About this task
Could every entry be set down once more, exactly as given?

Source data
-*-

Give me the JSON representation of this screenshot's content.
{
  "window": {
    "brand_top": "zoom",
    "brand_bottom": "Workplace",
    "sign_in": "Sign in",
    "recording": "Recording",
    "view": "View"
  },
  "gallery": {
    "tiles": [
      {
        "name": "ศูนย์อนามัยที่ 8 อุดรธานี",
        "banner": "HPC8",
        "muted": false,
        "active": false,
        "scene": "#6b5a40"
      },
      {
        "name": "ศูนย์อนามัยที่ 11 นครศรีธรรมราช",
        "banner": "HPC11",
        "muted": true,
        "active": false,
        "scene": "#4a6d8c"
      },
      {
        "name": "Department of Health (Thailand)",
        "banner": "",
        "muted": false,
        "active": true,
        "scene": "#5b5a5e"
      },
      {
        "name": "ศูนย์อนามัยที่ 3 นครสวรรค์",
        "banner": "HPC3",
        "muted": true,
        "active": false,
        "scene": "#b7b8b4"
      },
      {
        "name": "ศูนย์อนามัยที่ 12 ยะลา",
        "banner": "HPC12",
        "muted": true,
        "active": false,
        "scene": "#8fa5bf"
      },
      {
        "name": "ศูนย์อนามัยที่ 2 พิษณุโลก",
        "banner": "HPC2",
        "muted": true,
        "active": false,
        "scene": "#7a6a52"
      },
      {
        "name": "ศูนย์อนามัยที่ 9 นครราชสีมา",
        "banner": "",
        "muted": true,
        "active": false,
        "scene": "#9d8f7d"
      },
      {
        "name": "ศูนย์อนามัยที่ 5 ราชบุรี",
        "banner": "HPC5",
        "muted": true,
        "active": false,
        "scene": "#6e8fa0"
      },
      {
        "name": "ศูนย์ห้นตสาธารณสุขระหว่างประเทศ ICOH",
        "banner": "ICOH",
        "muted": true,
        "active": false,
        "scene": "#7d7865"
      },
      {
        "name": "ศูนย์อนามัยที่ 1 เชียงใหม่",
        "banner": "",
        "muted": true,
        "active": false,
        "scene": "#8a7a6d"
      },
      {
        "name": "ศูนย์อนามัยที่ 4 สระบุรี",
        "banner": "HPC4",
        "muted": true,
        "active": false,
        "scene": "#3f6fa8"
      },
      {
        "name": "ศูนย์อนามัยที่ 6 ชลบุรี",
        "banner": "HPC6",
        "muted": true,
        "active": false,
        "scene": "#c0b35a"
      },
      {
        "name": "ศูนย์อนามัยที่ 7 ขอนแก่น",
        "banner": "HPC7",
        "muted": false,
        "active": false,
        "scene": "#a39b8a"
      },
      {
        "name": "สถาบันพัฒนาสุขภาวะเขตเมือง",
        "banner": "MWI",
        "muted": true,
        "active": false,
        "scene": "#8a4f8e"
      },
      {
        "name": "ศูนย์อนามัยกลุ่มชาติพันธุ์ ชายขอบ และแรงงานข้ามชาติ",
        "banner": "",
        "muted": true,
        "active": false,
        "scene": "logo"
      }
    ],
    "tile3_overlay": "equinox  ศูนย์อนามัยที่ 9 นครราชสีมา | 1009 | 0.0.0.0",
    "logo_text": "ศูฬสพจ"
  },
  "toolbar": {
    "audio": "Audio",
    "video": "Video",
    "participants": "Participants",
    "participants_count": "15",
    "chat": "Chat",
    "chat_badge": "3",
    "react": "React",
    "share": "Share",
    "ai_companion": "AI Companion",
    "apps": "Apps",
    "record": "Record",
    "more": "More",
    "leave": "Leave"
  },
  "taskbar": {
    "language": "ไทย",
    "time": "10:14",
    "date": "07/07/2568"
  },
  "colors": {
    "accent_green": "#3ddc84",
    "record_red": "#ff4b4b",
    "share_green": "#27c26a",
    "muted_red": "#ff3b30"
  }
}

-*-

Output of the task
Give me the JSON representation of this screenshot's content.
{
  "window": {
    "brand_top": "zoom",
    "brand_bottom": "Workplace",
    "sign_in": "Sign in",
    "recording": "Recording",
    "view": "View"
  },
  "gallery": {
    "tiles": [
      {
        "name": "ศูนย์อนามัยที่ 8 อุดรธานี",
        "banner": "HPC8",
        "muted": false,
        "active": false,
        "scene": "#6b5a40"
      },
      {
        "name": "ศูนย์อนามัยที่ 11 นครศรีธรรมราช",
        "banner": "HPC11",
        "muted": true,
        "active": false,
        "scene": "#4a6d8c"
      },
      {
        "name": "Department of Health (Thailand)",
        "banner": "",
        "muted": false,
        "active": true,
        "scene": "#5b5a5e"
      },
      {
        "name": "ศูนย์อนามัยที่ 3 นครสวรรค์",
        "banner": "HPC3",
        "muted": true,
        "active": false,
        "scene": "#b7b8b4"
      },
      {
        "name": "ศูนย์อนามัยที่ 12 ยะลา",
        "banner": "HPC12",
        "muted": true,
        "active": false,
        "scene": "#8fa5bf"
      },
      {
        "name": "ศูนย์อนามัยที่ 2 พิษณุโลก",
        "banner": "HPC2",
        "muted": true,
        "active": false,
        "scene": "#7a6a52"
      },
      {
        "name": "ศูนย์อนามัยที่ 9 นครราชสีมา",
        "banner": "",
        "muted": true,
        "active": false,
        "scene": "#9d8f7d"
      },
      {
        "name": "ศูนย์อนามัยที่ 5 ราชบุรี",
        "banner": "HPC5",
        "muted": true,
        "active": false,
        "scene": "#6e8fa0"
      },
      {
        "name": "ศูนย์ห้นตสาธารณสุขระหว่างประเทศ ICOH",
        "banner": "ICOH",
        "muted": true,
        "active": false,
        "scene": "#7d7865"
      },
      {
        "name": "ศูนย์อนามัยที่ 1 เชียงใหม่",
        "banner": "",
        "muted": true,
        "active": false,
        "scene": "#8a7a6d"
      },
      {
        "name": "ศูนย์อนามัยที่ 4 สระบุรี",
        "banner": "HPC4",
        "muted": true,
        "active": false,
        "scene": "#3f6fa8"
      },
      {
        "name": "ศูนย์อนามัยที่ 6 ชลบุรี",
        "banner": "HPC6",
        "muted": true,
        "active": false,
        "scene": "#c0b35a"
      },
      {
        "name": "ศูนย์อนามัยที่ 7 ขอนแก่น",
        "banner": "HPC7",
        "muted": false,
        "active": false,
        "scene": "#a39b8a"
      },
      {
        "name": "สถาบันพัฒนาสุขภาวะเขตเมือง",
        "banner": "MWI",
        "muted": true,
        "active": false,
        "scene": "#8a4f8e"
      },
      {
        "name": "ศูนย์อนามัยกลุ่มชาติพันธุ์ ชายขอบ และแรงงานข้ามชาติ",
        "banner": "",
        "muted": true,
        "active": false,
        "scene": "logo"
      }
    ],
    "tile3_overlay": "equinox  ศูนย์อนามัยที่ 9 นครราชสีมา | 1009 | 0.0.0.0",
    "logo_text": "ศูฬสพจ"
  },
  "toolbar": {
    "audio": "Audio",
    "video": "Video",
    "participants": "Participants",
    "participants_count": "15",
    "chat": "Chat",
    "chat_badge": "3",
    "react": "React",
    "share": "Share",
    "ai_companion": "AI Companion",
    "apps": "Apps",
    "record": "Record",
    "more": "More",
    "leave": "Leave"
  },
  "taskbar": {
    "language": "ไทย",
    "time": "10:14",
    "date": "07/07/2568"
  },
  "colors": {
    "accent_green": "#3ddc84",
    "record_red": "#ff4b4b",
    "share_green": "#27c26a",
    "muted_red": "#ff3b30"
  }
}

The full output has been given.